## Task description
Please copy out the lines in the entries that contain "blocked".

Items from an interface collection:
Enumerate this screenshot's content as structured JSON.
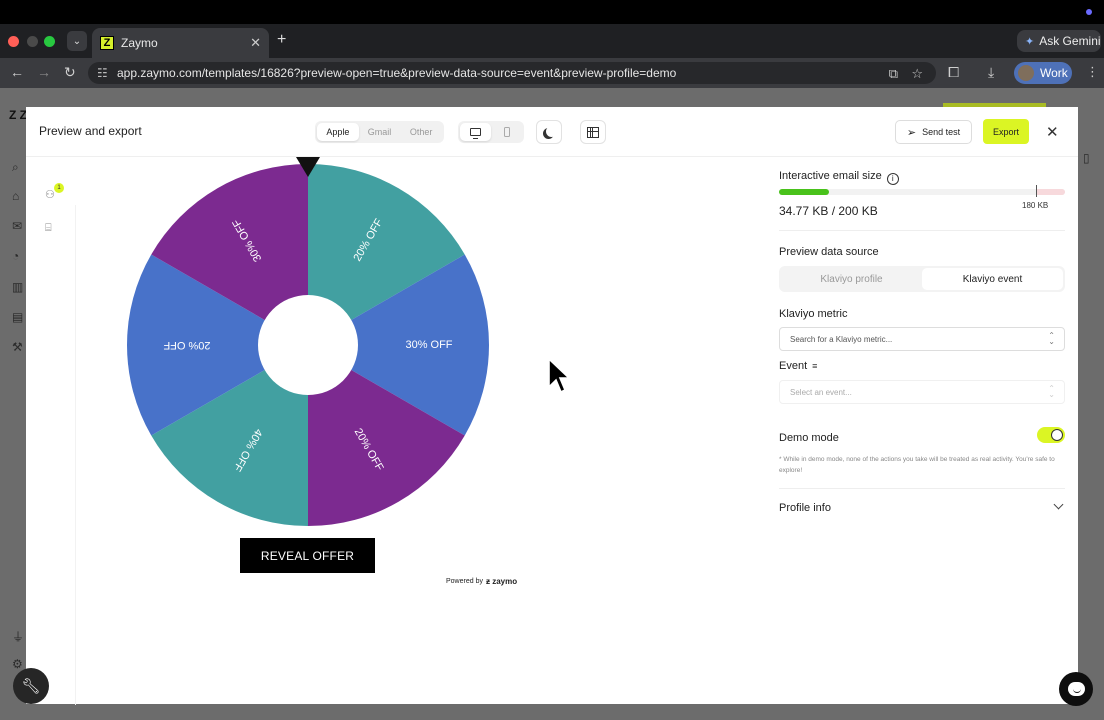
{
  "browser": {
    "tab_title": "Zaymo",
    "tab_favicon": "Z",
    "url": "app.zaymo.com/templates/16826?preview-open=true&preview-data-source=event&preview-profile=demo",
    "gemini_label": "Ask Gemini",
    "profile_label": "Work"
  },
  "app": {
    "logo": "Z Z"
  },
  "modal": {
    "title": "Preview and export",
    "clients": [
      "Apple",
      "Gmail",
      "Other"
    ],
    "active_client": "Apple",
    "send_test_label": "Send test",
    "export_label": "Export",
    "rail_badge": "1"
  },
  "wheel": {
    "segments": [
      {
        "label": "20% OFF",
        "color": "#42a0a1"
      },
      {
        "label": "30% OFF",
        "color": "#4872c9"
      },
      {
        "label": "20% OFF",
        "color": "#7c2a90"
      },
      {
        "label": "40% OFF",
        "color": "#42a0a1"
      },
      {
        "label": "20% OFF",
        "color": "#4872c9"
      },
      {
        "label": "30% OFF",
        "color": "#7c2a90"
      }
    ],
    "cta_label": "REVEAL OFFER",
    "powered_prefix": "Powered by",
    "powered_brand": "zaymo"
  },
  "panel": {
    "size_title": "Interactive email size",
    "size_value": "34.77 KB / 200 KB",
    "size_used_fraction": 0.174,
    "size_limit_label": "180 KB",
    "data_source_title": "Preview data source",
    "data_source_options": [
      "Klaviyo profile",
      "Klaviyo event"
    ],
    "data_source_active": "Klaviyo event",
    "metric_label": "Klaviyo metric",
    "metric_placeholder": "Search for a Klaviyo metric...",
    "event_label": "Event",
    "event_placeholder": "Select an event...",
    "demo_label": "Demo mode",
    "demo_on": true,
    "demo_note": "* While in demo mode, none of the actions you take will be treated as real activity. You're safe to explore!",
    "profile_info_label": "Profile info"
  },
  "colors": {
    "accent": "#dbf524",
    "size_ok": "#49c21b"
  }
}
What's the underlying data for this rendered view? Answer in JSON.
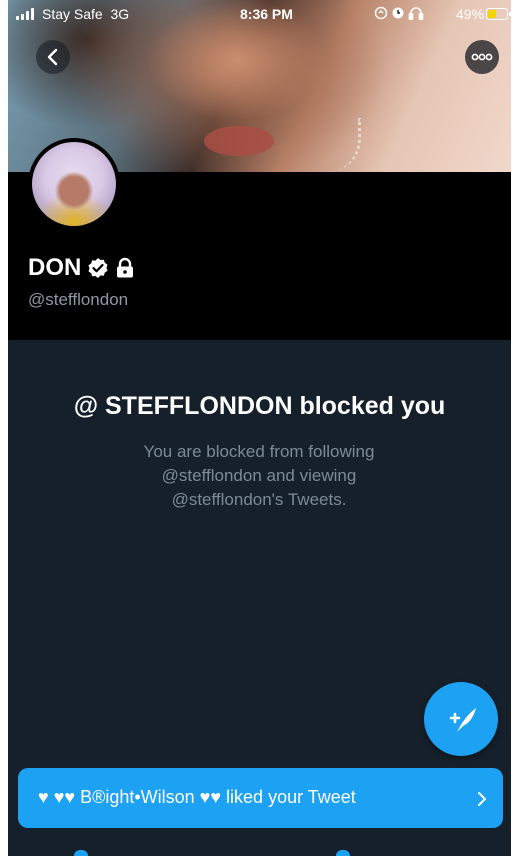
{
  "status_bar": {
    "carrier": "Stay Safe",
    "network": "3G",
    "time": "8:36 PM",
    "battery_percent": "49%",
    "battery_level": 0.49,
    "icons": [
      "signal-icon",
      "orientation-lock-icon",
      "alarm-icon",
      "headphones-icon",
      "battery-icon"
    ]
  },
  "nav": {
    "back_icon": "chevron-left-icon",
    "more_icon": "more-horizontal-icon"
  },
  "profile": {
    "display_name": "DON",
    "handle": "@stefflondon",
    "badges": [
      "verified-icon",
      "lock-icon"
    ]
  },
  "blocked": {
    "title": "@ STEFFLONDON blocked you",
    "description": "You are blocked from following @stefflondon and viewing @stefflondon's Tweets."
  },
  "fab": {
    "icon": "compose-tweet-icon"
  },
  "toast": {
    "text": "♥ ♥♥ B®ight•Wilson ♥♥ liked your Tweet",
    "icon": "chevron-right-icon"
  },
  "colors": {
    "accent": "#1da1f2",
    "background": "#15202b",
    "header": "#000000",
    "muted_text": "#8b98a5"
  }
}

## Expected output
  "blocked": {
    "title": "@ STEFFLONDON blocked you",
    "description": "You are blocked from following @stefflondon and viewing @stefflondon's Tweets."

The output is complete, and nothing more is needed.